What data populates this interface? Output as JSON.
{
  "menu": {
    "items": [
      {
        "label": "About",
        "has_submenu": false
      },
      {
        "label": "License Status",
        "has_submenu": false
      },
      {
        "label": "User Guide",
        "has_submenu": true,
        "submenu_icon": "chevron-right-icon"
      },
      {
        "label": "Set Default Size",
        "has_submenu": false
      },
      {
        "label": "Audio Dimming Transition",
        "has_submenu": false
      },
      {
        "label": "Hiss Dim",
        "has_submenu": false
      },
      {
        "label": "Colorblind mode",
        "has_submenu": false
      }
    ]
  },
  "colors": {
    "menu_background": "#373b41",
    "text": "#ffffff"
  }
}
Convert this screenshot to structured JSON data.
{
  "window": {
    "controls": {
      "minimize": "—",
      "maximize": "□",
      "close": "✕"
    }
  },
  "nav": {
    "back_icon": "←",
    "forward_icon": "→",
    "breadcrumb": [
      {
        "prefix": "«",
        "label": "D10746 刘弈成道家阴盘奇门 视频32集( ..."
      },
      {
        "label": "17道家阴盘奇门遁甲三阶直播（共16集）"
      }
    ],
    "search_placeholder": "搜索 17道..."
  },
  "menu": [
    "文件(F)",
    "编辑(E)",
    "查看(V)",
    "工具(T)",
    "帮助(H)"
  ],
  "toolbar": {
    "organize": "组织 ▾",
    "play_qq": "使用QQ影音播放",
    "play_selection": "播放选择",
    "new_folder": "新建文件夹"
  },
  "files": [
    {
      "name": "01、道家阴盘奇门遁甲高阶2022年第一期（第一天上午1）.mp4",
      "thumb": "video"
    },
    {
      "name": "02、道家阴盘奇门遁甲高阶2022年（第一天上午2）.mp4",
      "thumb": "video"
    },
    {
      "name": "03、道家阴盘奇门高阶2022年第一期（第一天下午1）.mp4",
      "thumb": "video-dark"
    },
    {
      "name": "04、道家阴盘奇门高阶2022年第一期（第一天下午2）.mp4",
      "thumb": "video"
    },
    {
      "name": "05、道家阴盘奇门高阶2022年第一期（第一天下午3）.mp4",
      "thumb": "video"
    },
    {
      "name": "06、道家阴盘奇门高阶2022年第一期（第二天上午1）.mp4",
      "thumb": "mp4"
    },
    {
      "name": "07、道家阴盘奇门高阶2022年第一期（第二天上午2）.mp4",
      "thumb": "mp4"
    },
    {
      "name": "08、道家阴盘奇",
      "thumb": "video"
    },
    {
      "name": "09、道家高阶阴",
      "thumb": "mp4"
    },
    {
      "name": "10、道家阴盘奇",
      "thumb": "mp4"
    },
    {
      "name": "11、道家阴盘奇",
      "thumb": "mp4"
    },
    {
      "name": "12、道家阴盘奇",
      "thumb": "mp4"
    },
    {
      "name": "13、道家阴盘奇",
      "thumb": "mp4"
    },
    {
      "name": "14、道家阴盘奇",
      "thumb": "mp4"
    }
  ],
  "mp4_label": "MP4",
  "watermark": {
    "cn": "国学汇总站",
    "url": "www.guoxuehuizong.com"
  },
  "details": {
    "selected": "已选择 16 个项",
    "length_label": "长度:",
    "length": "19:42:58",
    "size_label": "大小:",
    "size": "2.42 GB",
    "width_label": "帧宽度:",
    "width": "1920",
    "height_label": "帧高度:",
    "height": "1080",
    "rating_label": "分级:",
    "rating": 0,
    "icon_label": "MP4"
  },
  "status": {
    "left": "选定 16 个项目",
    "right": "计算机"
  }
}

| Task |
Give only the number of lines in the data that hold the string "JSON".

| Solution to the problem |
2